**What to produce**
Using the entries below, copy out all lines where "print" is found.

Page and application data records
= Beginning of Section =

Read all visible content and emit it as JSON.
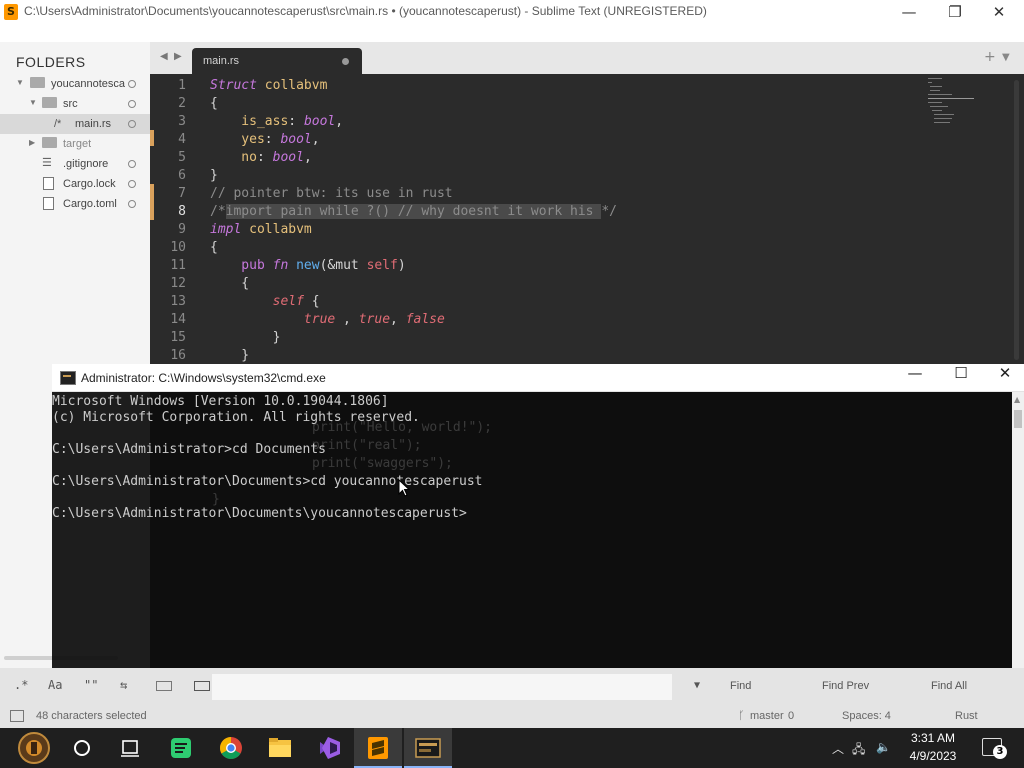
{
  "sublime": {
    "title": "C:\\Users\\Administrator\\Documents\\youcannotescaperust\\src\\main.rs • (youcannotescaperust) - Sublime Text (UNREGISTERED)",
    "folders_label": "FOLDERS",
    "tree": [
      {
        "label": "youcannotesca",
        "type": "folder"
      },
      {
        "label": "src",
        "type": "folder"
      },
      {
        "label": "main.rs",
        "type": "file",
        "prefix": "/*"
      },
      {
        "label": "target",
        "type": "folder"
      },
      {
        "label": ".gitignore",
        "type": "file"
      },
      {
        "label": "Cargo.lock",
        "type": "file"
      },
      {
        "label": "Cargo.toml",
        "type": "file"
      }
    ],
    "tab_name": "main.rs",
    "line_numbers": [
      "1",
      "2",
      "3",
      "4",
      "5",
      "6",
      "7",
      "8",
      "9",
      "10",
      "11",
      "12",
      "13",
      "14",
      "15",
      "16"
    ],
    "code_plain": {
      "l1a": "Struct",
      "l1b": " collabvm",
      "l2": "{",
      "l3a": "    is_ass",
      "l3b": ": ",
      "l3c": "bool",
      "l3d": ",",
      "l4a": "    yes",
      "l4b": ": ",
      "l4c": "bool",
      "l4d": ",",
      "l5a": "    no",
      "l5b": ": ",
      "l5c": "bool",
      "l5d": ",",
      "l6": "}",
      "l7": "// pointer btw: its use in rust",
      "l8a": "/*",
      "l8b": "import pain while ?() // why doesnt it work his ",
      "l8c": "*/",
      "l9a": "impl",
      "l9b": " collabvm",
      "l10": "{",
      "l11a": "    pub ",
      "l11b": "fn",
      "l11c": " new",
      "l11d": "(&mut ",
      "l11e": "self",
      "l11f": ")",
      "l12": "    {",
      "l13a": "        ",
      "l13b": "self",
      "l13c": " {",
      "l14a": "            ",
      "l14b": "true",
      "l14c": " , ",
      "l14d": "true",
      "l14e": ", ",
      "l14f": "false",
      "l15": "        }",
      "l16": "    }"
    },
    "ghost_lines": [
      "print(\"Hello, world!\");",
      "print(\"real\");",
      "print(\"swaggers\");",
      "}"
    ],
    "find": {
      "regex": ".*",
      "case": "Aa",
      "word": "\"\"",
      "wrap": "⇆",
      "find_label": "Find",
      "find_prev_label": "Find Prev",
      "find_all_label": "Find All"
    },
    "status": {
      "selection": "48 characters selected",
      "branch": "master",
      "branch_count": "0",
      "spaces": "Spaces: 4",
      "syntax": "Rust"
    }
  },
  "cmd": {
    "title": "Administrator: C:\\Windows\\system32\\cmd.exe",
    "lines": [
      "Microsoft Windows [Version 10.0.19044.1806]",
      "(c) Microsoft Corporation. All rights reserved.",
      "",
      "C:\\Users\\Administrator>cd Documents",
      "",
      "C:\\Users\\Administrator\\Documents>cd youcannotescaperust",
      "",
      "C:\\Users\\Administrator\\Documents\\youcannotescaperust>"
    ]
  },
  "taskbar": {
    "apps": [
      "start-button",
      "search-button",
      "task-view-button",
      "spotify-app",
      "chrome-app",
      "file-explorer-app",
      "visual-studio-app",
      "sublime-app",
      "cmd-app"
    ],
    "time": "3:31 AM",
    "date": "4/9/2023",
    "notification_count": "3"
  },
  "colors": {
    "accent": "#ff9800",
    "editor_bg": "#2b2b2b",
    "keyword": "#c678dd",
    "boolean": "#e06c75"
  }
}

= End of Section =

**Solution for this exercise**
      "print(\"Hello, world!\");",
      "print(\"real\");",
      "print(\"swaggers\");",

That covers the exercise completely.